Some I'm going to apologize in advance for bad logic, poor application of social theory, bad understanding of the neurologic basis of memories and the like. And I welcome any thoughts anyone has on the following.
I was talking with Penny Brough of W+K London about the Golden Gate Bridge. I'll admit, I was a little jet-lagged, but from what I recall, she was saying more folks know San Francisco through images of the Golden Gate bridge than will ever see the real bridge...so there are probably more virtual Golden Gate bridges traveling the world in folks heads than real memories experienced by folks who've actually seen it. And the SF of the mind may be as real to the non-visitor as the real one is to folks who've been there. And sometimes when you finally do see something, the real one isn't as pretty as the cumulative virtual one you remember though you'd never really seen it, anyway.
Maybe, somehow, getting a gray day downer the first time you cross the Golden Gate is like when you meet a movie star like Tom Cruise, and find out he's REALLY SHORT. Or not.
The power of cumulative virtual memory, not Tom Cruise, may be part of the reason why NYC seems to keep getting blasted to bits in movie after movie - it's a quick cheap "gimmie" for a filmmaker/storyteller to leverage the virtual NYC in viewer's heads, built from postcards, movies, TV shows and commercials - to create an instant pang of connection.
Side note - Lady Liberty gets the short end of the stick in quite a few movies - Planet of The Apes, The Day After, Escape From New York, etc. - she's even in the movie posters for them all.)
A good storyteller, one who engages and moves an audience, weaves the most effective tale when they leverage their listeners' cultural conventions, ideals, shared images, symbols, archetypes, creation myths, known characters and historical situations to create entry points - think Aesop's fables, Grimm's tales, Disney, Tolkien, The Apostles. NYC, through the cumulative weight of visual imagery and narrative, has entered the world's global memory bank. It is a virtually 'shared' city, though few (proportionally to the globe's population) have actually been there. A terrorist attack there, then, became an assault on a real thing AND on our global collective virtual memory.

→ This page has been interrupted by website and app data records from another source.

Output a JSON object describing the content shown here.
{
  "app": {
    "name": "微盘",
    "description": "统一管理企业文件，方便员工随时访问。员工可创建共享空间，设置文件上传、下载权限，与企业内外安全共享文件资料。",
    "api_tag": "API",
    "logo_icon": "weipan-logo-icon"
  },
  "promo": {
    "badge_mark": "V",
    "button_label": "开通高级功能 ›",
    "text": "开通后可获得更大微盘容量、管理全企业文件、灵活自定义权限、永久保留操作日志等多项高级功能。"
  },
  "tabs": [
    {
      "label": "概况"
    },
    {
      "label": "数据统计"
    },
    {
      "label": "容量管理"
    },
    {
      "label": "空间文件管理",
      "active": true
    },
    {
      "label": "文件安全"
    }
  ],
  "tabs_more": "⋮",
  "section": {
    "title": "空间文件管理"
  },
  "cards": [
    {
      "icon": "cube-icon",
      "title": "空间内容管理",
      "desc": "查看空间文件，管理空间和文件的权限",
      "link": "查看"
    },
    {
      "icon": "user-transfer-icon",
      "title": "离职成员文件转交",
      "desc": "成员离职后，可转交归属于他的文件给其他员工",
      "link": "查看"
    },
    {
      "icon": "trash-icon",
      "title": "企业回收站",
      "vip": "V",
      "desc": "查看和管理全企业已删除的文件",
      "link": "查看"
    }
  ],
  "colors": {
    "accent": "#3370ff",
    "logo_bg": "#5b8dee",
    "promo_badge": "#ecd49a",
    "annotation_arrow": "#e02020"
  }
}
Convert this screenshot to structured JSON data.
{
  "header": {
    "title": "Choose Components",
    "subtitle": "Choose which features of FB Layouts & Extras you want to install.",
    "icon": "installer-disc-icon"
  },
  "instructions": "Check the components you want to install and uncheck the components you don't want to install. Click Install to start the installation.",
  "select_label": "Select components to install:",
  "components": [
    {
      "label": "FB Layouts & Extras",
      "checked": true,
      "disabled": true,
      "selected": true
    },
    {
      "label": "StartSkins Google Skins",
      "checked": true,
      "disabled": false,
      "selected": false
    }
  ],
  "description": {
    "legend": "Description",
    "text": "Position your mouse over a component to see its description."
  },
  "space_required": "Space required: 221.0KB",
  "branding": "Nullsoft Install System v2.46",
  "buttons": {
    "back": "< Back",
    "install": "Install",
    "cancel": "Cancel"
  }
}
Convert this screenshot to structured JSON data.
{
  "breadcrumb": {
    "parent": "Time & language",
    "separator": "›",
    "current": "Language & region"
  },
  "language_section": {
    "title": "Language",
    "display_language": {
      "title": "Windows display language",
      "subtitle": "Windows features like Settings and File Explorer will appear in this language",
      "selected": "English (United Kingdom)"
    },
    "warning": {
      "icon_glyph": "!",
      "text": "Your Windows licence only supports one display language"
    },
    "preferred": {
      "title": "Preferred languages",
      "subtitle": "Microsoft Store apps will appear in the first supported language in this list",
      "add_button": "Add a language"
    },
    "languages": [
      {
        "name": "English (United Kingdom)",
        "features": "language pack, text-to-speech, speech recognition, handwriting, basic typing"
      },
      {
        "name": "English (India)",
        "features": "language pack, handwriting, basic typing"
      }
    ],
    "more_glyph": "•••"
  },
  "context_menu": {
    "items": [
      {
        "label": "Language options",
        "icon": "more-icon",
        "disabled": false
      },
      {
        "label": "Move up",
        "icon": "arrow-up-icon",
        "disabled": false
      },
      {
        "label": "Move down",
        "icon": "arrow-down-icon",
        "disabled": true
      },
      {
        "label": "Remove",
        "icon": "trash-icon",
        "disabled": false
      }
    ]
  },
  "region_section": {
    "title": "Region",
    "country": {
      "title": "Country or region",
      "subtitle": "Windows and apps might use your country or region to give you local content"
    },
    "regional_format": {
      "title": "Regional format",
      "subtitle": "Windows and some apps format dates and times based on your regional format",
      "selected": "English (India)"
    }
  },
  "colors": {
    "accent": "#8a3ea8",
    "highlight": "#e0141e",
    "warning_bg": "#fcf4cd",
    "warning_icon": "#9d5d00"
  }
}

We're familiar with taking a real thing (Golden Gate Bridge) and provide virtual copies (postcards) to create a virtual visual memory (of the card initially, but ultimately of the "Bridge"). Now we can personally create a virtual thing (an avatar) and create real copies (paintings, figurines, etc.) - like a 3-D printed 'Spore' figurine, a World of Warcraft figurine, or a portrait of your second life avatar. In the former, shared virtual memory is gleaned from a representation of the real. In the latter, real is distilled from virtual. Is one of those more real, less real, or more virtual?
Something happens, anything, and if the experience makes it out of your short term memory into long term, you are left with an accessible memory. Is the similarly accessible memory of a virtual experience (say finally mastering and manning the turret guns in Gears of War - FTW!) somehow less real than the memory of a real experience?
As worlds become truly immersive, the distinction between real and virtual is going to get awful gray, especially since you'll be able to upload your brain to the data cloud by 2050 and get rid of that pesky meat-space interface we call a "body".
Second Life is a real thing, and a virtual place and a collective memory fed by its citizens activities and preserved by Linden Labs infrastructure. It's a place where people can live out their fantasies (mundane and/or bizarre). Players create real space (and value) in a virtual place, 'real' because it can be perceived by the senses, remembered accurately by the brain, bought and sold, and it adheres to a rule system that preserves and protects the reality it creates. And players pay for the privilege of creating more value for others with each interaction. Sweeeeet.
Dubai-Land is a real thing, too. But it started as a (mind-numbingly expensive) dream, and is being forced, inch-by-terra-formed-inch, onto an incredibly inhospitable landscape. Watch the video below and be simultaneously blown away and appalled...and not just by the "action-movie-voiceover" narrative with memorable quotes like "think eco-tourism, but BIGGER", or "watch your kids turn into adults INSTANTLY, and live out their DREAM professions", but by how much this promo video reads like the opening sequence for a soon to be released post-apocalyptic film riffing on the follies of man:
Falcon City of Wonders, my favorite part of Dubai-Land, is a land mass tastefully formed to resemble a falcon spreading its wings, and features scale reproductions of the Pyramids ("with retail space the Egyptians would never have dreamed possible!"), the Eiffel tower, Big Ben, and the Taj Mahal. To keep this thing humble, the designers thoughtfully put in a jogging track around the scale Central Park in the form of a section of the Great Wall of China.
Falcon City of Wonders = big. Tom Cruise = not as big?
Are virtual worlds creating new collective memories? Yes. Will Dubai-land create a new collective memory pool (before its overrun by nuclear/plague/ebola/alien infested zombies)? Yes. Is Master Chief the new Luke Skywalker? Yes. What happens when you can't tell the difference between a virtual world and a real world? When does the difference not matter anymore?